National Grid is asking UK companies how much electricity demand they will be able to cut next winter to help keep the lights on.
The network manager sent a request to some firms last week, asking for details and how much they would need to be paid to reduce operations, according to a document seen by Bloomberg. It didn’t disclose how many companies were asked.
National Grid is exploring all the options it has available to avoid blackouts this winter as the gas crisis threatens security of supply across Europe. Britain relies on the fuel for more than a third of its power generation, which would be at risk if Russian flows to Europe stop and stores run dry.
“To establish the viability of a commercial national demand service, the Electricity System Operator would like to know the likely megawatt volume suppliers could aggregate,” National Grid said in the document.
National Grid floated a price range for potential payments, ranging from £100 ($121.41) a megawatt-hour to as high as £6,000, according to the document.
A service is also being worked on for households to receive payments for reducing electricity use at peak times. This would be available to 27.8 million homes and small business with smart meters.
Many companies have on-site generation, like diesel generators that they use for back up in case of a power cut.

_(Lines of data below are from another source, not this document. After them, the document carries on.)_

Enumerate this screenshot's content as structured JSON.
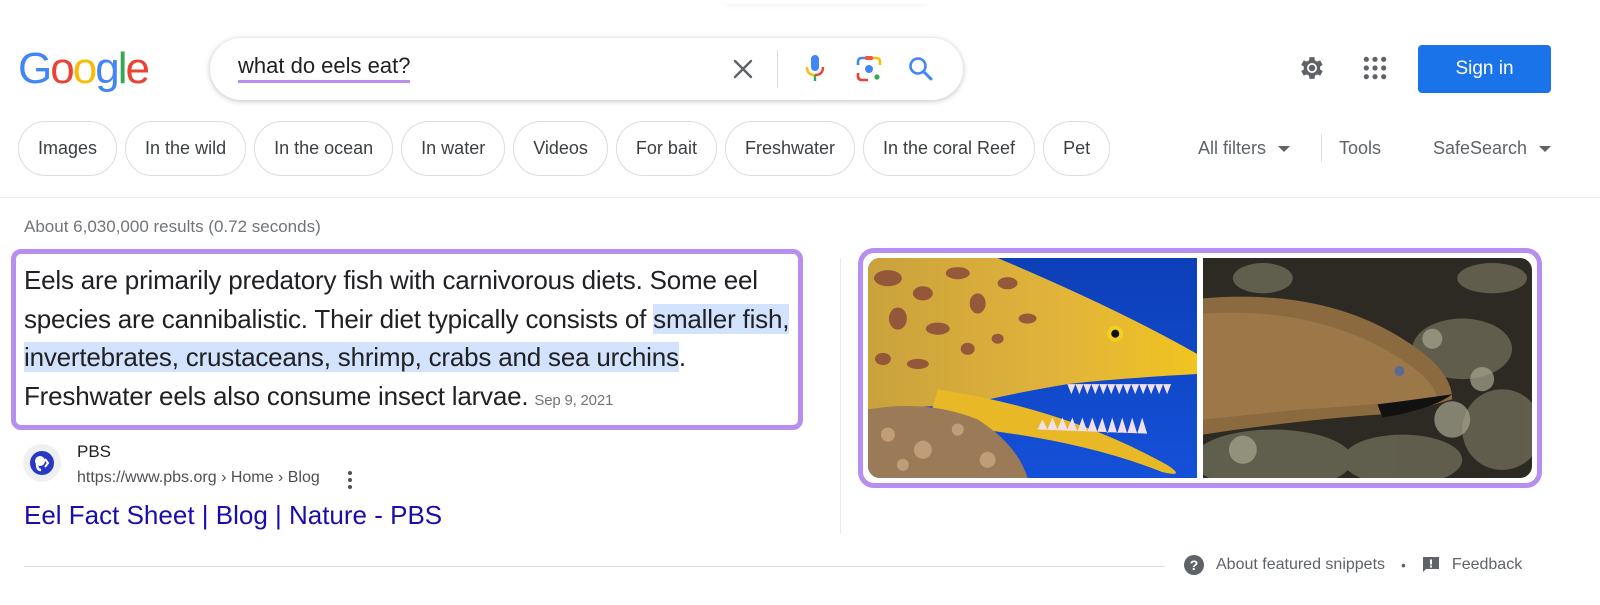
{
  "header": {
    "logo_letters": [
      {
        "char": "G",
        "color": "#4285f4"
      },
      {
        "char": "o",
        "color": "#ea4335"
      },
      {
        "char": "o",
        "color": "#fbbc05"
      },
      {
        "char": "g",
        "color": "#4285f4"
      },
      {
        "char": "l",
        "color": "#34a853"
      },
      {
        "char": "e",
        "color": "#ea4335"
      }
    ],
    "search_query": "what do eels eat?",
    "icons": {
      "clear": "close-icon",
      "voice": "microphone-icon",
      "lens": "camera-lens-icon",
      "search": "search-icon",
      "settings": "gear-icon",
      "apps": "apps-grid-icon"
    },
    "sign_in_label": "Sign in"
  },
  "filters": {
    "chips": [
      "Images",
      "In the wild",
      "In the ocean",
      "In water",
      "Videos",
      "For bait",
      "Freshwater",
      "In the coral Reef",
      "Pet"
    ],
    "all_filters_label": "All filters",
    "tools_label": "Tools",
    "safesearch_label": "SafeSearch"
  },
  "results": {
    "stats": "About 6,030,000 results (0.72 seconds)",
    "featured_snippet": {
      "text_before": "Eels are primarily predatory fish with carnivorous diets. Some eel species are cannibalistic. Their diet typically consists of ",
      "highlighted": "smaller fish, invertebrates, crustaceans, shrimp, crabs and sea urchins",
      "text_after": ". Freshwater eels also consume insect larvae.",
      "date": "Sep 9, 2021"
    },
    "source": {
      "name": "PBS",
      "url": "https://www.pbs.org › Home › Blog",
      "title": "Eel Fact Sheet | Blog | Nature - PBS"
    },
    "images": [
      {
        "alt": "Yellow moray eel with open jaws against blue water"
      },
      {
        "alt": "Brown moray eel among coral"
      }
    ]
  },
  "footer": {
    "about_label": "About featured snippets",
    "separator": "•",
    "feedback_label": "Feedback"
  },
  "colors": {
    "accent_highlight": "#b68ff0",
    "primary_blue": "#1a73e8",
    "link": "#1a0dab",
    "snippet_highlight": "#d3e3fd"
  }
}
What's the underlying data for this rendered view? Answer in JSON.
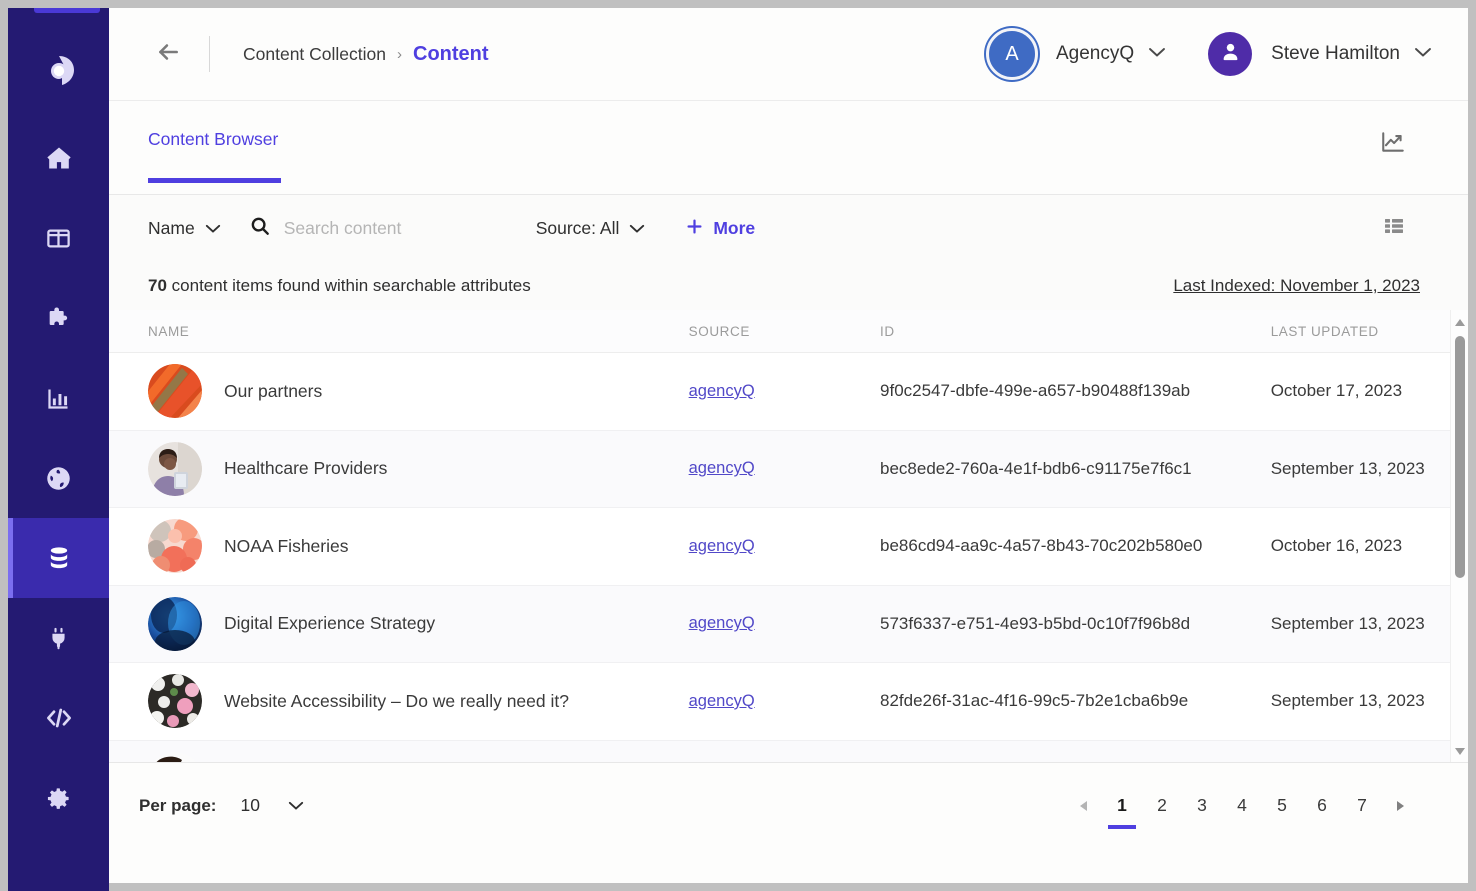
{
  "window": {
    "bg": "#c0c0c0"
  },
  "sidebar": {
    "accent_color": "#7b6ef0",
    "bg_color": "#241a72",
    "active_bg": "#3a2bad",
    "logo": "app-logo-icon",
    "items": [
      {
        "name": "home",
        "icon": "home-icon",
        "active": false
      },
      {
        "name": "pages",
        "icon": "layout-columns-icon",
        "active": false
      },
      {
        "name": "components",
        "icon": "puzzle-piece-icon",
        "active": false
      },
      {
        "name": "analytics",
        "icon": "bar-chart-icon",
        "active": false
      },
      {
        "name": "sites",
        "icon": "globe-icon",
        "active": false
      },
      {
        "name": "content",
        "icon": "database-icon",
        "active": true
      },
      {
        "name": "integrations",
        "icon": "plug-icon",
        "active": false
      },
      {
        "name": "developer",
        "icon": "code-icon",
        "active": false
      },
      {
        "name": "settings",
        "icon": "gear-icon",
        "active": false
      }
    ]
  },
  "header": {
    "back_icon": "arrow-left-icon",
    "breadcrumb": {
      "parent": "Content Collection",
      "separator": "›",
      "current": "Content"
    },
    "org": {
      "initial": "A",
      "name": "AgencyQ",
      "caret": "⌄"
    },
    "user": {
      "icon": "user-icon",
      "name": "Steve Hamilton",
      "caret": "⌄"
    }
  },
  "tabs": {
    "items": [
      {
        "label": "Content Browser",
        "active": true
      }
    ],
    "right_icon": "trend-chart-icon"
  },
  "toolbar": {
    "sort": {
      "label": "Name",
      "caret": "⌄"
    },
    "search": {
      "icon": "search-icon",
      "value": "",
      "placeholder": "Search content"
    },
    "source_filter": {
      "label": "Source: All",
      "caret": "⌄"
    },
    "more": {
      "icon": "plus-icon",
      "label": "More"
    },
    "view_toggle_icon": "list-view-icon"
  },
  "results": {
    "count": "70",
    "count_text": "content items found within searchable attributes",
    "last_indexed": "Last Indexed: November 1, 2023"
  },
  "table": {
    "columns": [
      "NAME",
      "SOURCE",
      "ID",
      "LAST UPDATED"
    ],
    "rows": [
      {
        "name": "Our partners",
        "source": "agencyQ",
        "id": "9f0c2547-dbfe-499e-a657-b90488f139ab",
        "updated": "October 17, 2023",
        "thumb": "abstract-orange-stripes"
      },
      {
        "name": "Healthcare Providers",
        "source": "agencyQ",
        "id": "bec8ede2-760a-4e1f-bdb6-c91175e7f6c1",
        "updated": "September 13, 2023",
        "thumb": "nurse-photo"
      },
      {
        "name": "NOAA Fisheries",
        "source": "agencyQ",
        "id": "be86cd94-aa9c-4a57-8b43-70c202b580e0",
        "updated": "October 16, 2023",
        "thumb": "coral-reef-photo"
      },
      {
        "name": "Digital Experience Strategy",
        "source": "agencyQ",
        "id": "573f6337-e751-4e93-b5bd-0c10f7f96b8d",
        "updated": "September 13, 2023",
        "thumb": "blue-abstract"
      },
      {
        "name": "Website Accessibility – Do we really need it?",
        "source": "agencyQ",
        "id": "82fde26f-31ac-4f16-99c5-7b2e1cba6b9e",
        "updated": "September 13, 2023",
        "thumb": "flowers-photo"
      }
    ],
    "scrollbar": {
      "up_icon": "caret-up-icon",
      "down_icon": "caret-down-icon"
    }
  },
  "footer": {
    "per_page_label": "Per page:",
    "per_page_value": "10",
    "per_page_caret": "⌄",
    "prev_icon": "caret-left-icon",
    "next_icon": "caret-right-icon",
    "pages": [
      "1",
      "2",
      "3",
      "4",
      "5",
      "6",
      "7"
    ],
    "active_page": "1"
  },
  "colors": {
    "accent": "#4f3fe0",
    "link": "#5148c8",
    "sidebar": "#241a72"
  }
}
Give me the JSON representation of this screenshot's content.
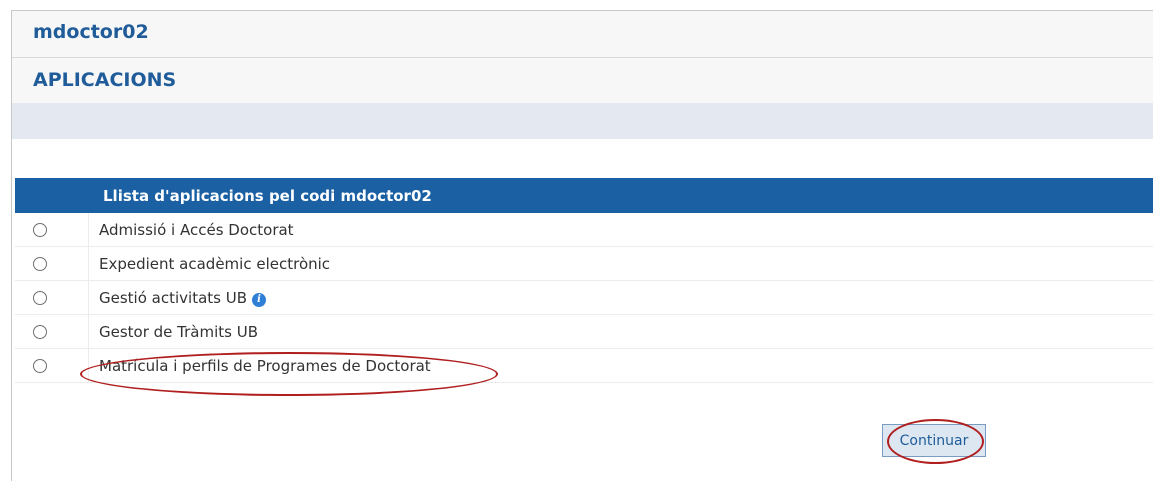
{
  "header": {
    "username": "mdoctor02"
  },
  "section": {
    "title": "APLICACIONS"
  },
  "table": {
    "heading": "Llista d'aplicacions pel codi mdoctor02",
    "rows": [
      {
        "label": "Admissió i Accés Doctorat"
      },
      {
        "label": "Expedient acadèmic electrònic"
      },
      {
        "label": "Gestió activitats UB",
        "info_icon": "info-icon"
      },
      {
        "label": "Gestor de Tràmits UB"
      },
      {
        "label": "Matrícula i perfils de Programes de Doctorat"
      }
    ]
  },
  "actions": {
    "continue_label": "Continuar"
  },
  "colors": {
    "accent": "#1a60a3",
    "title": "#1f5c99",
    "highlight": "#b01e1e"
  }
}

These could be used temporarily reducing the demand for power from the grid.
National Grid declined to comment.